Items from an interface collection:

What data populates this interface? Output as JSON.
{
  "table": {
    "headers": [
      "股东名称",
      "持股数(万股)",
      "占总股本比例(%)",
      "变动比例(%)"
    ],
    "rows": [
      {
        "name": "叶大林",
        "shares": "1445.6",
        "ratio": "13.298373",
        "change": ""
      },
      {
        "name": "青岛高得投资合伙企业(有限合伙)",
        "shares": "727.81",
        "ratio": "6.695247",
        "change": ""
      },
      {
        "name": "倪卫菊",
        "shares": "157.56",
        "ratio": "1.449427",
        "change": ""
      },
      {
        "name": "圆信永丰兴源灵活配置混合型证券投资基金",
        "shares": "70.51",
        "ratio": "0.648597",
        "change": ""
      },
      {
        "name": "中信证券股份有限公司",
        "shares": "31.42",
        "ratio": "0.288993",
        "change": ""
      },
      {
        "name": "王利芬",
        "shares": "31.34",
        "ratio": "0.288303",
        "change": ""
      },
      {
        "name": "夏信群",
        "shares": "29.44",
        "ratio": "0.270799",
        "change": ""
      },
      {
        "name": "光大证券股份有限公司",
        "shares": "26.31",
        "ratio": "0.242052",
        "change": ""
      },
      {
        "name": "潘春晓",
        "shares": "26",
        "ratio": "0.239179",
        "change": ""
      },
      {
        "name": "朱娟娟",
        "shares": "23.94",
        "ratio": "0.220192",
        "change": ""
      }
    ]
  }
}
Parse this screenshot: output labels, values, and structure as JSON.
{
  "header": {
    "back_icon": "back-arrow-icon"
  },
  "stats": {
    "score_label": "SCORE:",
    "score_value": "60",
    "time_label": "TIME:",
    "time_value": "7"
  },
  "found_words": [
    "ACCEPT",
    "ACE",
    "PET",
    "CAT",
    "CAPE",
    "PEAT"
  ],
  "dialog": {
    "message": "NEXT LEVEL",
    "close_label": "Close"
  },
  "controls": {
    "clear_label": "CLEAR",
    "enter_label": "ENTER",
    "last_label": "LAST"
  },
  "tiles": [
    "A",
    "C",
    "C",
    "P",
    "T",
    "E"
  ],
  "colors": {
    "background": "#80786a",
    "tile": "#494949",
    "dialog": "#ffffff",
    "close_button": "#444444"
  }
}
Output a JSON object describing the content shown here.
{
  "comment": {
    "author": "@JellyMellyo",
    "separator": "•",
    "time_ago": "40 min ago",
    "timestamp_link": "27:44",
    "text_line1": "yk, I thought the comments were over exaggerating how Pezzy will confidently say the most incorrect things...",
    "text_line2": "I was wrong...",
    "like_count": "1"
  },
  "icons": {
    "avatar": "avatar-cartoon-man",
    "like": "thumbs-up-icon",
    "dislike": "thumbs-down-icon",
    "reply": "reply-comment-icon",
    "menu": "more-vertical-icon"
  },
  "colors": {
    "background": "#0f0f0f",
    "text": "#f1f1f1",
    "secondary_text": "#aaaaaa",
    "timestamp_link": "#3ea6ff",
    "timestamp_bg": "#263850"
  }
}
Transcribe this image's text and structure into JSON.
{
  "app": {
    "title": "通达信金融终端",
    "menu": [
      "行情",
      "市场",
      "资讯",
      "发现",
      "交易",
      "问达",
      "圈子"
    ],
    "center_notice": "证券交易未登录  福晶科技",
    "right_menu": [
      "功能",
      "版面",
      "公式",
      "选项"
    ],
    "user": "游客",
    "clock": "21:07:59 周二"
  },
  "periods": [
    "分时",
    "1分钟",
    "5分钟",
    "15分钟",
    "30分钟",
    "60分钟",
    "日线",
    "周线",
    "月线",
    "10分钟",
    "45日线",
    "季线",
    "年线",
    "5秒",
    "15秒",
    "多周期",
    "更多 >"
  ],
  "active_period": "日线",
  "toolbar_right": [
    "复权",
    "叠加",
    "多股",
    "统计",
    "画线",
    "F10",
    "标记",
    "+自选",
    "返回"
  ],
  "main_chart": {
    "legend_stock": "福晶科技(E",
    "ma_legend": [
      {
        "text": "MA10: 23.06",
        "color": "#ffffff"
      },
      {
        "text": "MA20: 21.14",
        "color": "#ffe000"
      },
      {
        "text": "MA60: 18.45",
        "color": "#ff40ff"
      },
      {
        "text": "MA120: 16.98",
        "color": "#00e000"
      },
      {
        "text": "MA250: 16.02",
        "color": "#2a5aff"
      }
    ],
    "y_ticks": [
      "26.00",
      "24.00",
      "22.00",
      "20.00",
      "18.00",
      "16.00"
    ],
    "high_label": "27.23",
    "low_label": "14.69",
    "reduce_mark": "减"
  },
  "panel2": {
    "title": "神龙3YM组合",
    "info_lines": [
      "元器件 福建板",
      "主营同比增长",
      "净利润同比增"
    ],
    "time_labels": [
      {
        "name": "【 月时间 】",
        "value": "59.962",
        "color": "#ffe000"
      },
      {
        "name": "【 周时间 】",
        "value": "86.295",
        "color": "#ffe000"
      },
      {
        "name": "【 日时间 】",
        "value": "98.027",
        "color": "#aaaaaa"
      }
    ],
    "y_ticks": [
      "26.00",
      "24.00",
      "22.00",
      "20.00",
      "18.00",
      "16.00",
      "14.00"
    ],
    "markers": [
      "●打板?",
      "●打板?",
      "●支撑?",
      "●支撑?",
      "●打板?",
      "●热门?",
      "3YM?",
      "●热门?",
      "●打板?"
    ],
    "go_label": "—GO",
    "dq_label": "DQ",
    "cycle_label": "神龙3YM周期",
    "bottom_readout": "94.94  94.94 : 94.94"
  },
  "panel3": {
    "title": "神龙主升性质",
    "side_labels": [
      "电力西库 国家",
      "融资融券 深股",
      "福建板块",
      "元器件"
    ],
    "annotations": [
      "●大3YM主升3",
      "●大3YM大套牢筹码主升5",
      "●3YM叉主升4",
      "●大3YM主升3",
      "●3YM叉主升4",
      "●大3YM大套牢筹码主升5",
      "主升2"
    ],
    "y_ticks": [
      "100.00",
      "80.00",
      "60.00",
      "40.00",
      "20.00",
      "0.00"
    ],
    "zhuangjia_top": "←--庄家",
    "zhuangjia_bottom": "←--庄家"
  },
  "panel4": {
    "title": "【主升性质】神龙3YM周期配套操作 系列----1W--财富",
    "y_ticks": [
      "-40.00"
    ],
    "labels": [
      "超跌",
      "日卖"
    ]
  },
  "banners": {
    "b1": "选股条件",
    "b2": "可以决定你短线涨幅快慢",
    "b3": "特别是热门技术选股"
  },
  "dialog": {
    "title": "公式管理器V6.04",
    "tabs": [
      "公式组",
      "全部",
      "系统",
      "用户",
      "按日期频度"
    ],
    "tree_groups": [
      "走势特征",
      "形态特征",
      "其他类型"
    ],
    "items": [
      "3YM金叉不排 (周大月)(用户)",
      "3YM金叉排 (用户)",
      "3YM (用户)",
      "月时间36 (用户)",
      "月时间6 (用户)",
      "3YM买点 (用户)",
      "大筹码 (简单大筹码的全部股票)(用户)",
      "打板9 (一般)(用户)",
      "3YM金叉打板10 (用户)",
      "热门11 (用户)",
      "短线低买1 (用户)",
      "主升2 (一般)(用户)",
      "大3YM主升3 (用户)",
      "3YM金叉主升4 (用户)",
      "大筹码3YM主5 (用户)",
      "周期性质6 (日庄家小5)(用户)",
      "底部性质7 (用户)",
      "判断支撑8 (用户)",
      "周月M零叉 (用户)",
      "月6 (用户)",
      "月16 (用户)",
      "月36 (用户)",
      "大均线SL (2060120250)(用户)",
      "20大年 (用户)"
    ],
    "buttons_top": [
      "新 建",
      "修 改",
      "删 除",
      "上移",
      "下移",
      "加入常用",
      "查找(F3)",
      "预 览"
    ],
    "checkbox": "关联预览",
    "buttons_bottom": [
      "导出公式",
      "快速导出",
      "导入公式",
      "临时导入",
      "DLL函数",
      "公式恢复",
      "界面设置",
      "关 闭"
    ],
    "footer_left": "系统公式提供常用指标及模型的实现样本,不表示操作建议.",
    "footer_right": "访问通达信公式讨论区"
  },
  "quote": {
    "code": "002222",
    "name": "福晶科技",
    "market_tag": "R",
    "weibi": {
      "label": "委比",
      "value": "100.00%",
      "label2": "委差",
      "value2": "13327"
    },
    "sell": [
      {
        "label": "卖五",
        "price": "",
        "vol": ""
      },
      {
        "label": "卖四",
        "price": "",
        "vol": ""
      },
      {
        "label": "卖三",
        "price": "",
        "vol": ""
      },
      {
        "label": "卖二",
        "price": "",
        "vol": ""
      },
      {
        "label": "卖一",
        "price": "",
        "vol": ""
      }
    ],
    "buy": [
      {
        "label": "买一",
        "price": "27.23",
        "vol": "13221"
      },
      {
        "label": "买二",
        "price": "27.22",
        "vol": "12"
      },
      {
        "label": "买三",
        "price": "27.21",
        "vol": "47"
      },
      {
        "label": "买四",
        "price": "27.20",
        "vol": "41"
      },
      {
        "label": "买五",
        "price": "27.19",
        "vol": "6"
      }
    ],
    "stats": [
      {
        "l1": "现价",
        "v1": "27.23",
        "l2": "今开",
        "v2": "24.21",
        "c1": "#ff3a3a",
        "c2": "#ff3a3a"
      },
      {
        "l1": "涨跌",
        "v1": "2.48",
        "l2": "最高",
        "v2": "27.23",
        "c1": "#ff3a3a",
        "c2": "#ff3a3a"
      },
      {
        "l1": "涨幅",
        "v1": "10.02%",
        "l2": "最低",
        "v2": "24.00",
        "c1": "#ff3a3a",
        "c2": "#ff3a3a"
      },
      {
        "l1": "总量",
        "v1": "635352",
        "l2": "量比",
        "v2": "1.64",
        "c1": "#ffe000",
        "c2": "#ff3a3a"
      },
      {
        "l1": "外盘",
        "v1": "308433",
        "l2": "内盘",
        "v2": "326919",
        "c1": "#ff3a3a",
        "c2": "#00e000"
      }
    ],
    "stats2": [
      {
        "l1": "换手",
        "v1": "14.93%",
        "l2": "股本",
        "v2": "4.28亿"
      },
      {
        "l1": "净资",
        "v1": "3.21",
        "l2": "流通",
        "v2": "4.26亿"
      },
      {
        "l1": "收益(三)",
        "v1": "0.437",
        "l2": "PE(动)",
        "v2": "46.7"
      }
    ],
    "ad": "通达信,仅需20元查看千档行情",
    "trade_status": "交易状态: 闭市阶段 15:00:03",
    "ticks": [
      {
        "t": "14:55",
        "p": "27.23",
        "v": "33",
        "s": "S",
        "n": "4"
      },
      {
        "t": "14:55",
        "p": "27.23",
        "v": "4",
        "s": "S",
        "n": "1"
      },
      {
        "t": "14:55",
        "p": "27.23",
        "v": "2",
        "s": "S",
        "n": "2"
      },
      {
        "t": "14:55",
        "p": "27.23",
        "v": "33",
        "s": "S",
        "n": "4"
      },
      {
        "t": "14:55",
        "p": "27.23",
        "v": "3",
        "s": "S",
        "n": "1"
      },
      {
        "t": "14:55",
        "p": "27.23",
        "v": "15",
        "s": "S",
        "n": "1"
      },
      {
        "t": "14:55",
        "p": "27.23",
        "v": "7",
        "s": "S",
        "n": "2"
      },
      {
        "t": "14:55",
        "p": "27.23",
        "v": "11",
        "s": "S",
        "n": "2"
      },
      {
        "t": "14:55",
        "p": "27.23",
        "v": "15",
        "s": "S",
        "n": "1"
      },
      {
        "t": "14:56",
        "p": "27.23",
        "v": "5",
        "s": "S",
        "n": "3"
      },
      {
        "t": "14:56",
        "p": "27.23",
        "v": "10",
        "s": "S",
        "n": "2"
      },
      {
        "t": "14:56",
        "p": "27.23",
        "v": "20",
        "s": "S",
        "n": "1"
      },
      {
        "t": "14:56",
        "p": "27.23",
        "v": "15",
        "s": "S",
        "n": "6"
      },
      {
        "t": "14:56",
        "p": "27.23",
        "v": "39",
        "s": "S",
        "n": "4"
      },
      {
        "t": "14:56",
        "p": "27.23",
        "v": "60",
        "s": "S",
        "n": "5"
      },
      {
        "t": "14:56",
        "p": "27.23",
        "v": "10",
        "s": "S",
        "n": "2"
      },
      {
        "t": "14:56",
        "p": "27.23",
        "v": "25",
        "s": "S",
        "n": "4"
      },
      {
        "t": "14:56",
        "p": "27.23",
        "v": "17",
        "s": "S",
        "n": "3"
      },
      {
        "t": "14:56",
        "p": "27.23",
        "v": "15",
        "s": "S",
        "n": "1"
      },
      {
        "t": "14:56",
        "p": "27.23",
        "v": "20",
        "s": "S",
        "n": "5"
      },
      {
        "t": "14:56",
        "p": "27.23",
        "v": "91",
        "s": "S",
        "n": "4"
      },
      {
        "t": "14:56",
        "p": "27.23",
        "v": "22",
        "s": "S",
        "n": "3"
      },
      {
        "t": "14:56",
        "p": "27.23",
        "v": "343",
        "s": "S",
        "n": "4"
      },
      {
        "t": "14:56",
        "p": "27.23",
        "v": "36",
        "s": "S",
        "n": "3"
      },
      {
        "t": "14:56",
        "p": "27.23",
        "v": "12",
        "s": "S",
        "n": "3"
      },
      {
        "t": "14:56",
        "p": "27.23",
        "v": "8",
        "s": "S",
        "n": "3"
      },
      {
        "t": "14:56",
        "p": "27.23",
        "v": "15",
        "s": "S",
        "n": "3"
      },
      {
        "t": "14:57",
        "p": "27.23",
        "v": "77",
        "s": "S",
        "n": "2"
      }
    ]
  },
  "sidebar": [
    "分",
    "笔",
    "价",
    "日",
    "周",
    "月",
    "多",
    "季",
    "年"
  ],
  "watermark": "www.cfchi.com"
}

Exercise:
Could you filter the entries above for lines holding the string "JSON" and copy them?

Answer to this task:
What data populates this interface? Output as JSON.
Parse this screenshot: output labels, values, and structure as JSON.
Output a JSON object describing the content shown here.
Transcribe this image's text and structure into JSON.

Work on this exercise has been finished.